◆ **Provided material**:
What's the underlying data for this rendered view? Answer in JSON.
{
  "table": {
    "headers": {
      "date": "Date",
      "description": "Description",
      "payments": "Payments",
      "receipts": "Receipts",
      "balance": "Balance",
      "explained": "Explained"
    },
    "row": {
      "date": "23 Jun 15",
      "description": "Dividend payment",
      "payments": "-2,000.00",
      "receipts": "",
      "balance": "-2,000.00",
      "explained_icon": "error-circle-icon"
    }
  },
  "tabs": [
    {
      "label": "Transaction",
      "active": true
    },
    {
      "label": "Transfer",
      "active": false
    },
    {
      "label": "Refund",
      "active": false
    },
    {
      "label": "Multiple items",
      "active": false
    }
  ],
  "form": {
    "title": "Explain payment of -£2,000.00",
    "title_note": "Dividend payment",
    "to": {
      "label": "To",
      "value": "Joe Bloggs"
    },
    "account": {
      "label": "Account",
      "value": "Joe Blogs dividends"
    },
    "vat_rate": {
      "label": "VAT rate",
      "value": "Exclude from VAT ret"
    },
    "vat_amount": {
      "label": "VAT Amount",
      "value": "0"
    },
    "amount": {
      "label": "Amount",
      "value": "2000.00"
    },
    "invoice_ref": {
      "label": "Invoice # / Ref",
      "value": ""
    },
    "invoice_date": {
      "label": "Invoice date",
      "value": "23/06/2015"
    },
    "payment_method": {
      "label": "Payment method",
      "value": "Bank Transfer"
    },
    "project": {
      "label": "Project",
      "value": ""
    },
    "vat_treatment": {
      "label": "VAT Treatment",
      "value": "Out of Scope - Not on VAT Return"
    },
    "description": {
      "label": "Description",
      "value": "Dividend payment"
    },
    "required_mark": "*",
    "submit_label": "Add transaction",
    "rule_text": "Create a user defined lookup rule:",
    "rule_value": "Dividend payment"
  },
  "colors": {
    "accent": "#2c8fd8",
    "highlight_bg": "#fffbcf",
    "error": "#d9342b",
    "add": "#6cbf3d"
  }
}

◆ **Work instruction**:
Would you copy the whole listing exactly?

◆ **Response to this exercise**:
What's the underlying data for this rendered view? Answer in JSON.
{
  "table": {
    "headers": {
      "date": "Date",
      "description": "Description",
      "payments": "Payments",
      "receipts": "Receipts",
      "balance": "Balance",
      "explained": "Explained"
    },
    "row": {
      "date": "23 Jun 15",
      "description": "Dividend payment",
      "payments": "-2,000.00",
      "receipts": "",
      "balance": "-2,000.00",
      "explained_icon": "error-circle-icon"
    }
  },
  "tabs": [
    {
      "label": "Transaction",
      "active": true
    },
    {
      "label": "Transfer",
      "active": false
    },
    {
      "label": "Refund",
      "active": false
    },
    {
      "label": "Multiple items",
      "active": false
    }
  ],
  "form": {
    "title": "Explain payment of -£2,000.00",
    "title_note": "Dividend payment",
    "to": {
      "label": "To",
      "value": "Joe Bloggs"
    },
    "account": {
      "label": "Account",
      "value": "Joe Blogs dividends"
    },
    "vat_rate": {
      "label": "VAT rate",
      "value": "Exclude from VAT ret"
    },
    "vat_amount": {
      "label": "VAT Amount",
      "value": "0"
    },
    "amount": {
      "label": "Amount",
      "value": "2000.00"
    },
    "invoice_ref": {
      "label": "Invoice # / Ref",
      "value": ""
    },
    "invoice_date": {
      "label": "Invoice date",
      "value": "23/06/2015"
    },
    "payment_method": {
      "label": "Payment method",
      "value": "Bank Transfer"
    },
    "project": {
      "label": "Project",
      "value": ""
    },
    "vat_treatment": {
      "label": "VAT Treatment",
      "value": "Out of Scope - Not on VAT Return"
    },
    "description": {
      "label": "Description",
      "value": "Dividend payment"
    },
    "required_mark": "*",
    "submit_label": "Add transaction",
    "rule_text": "Create a user defined lookup rule:",
    "rule_value": "Dividend payment"
  },
  "colors": {
    "accent": "#2c8fd8",
    "highlight_bg": "#fffbcf",
    "error": "#d9342b",
    "add": "#6cbf3d"
  }
}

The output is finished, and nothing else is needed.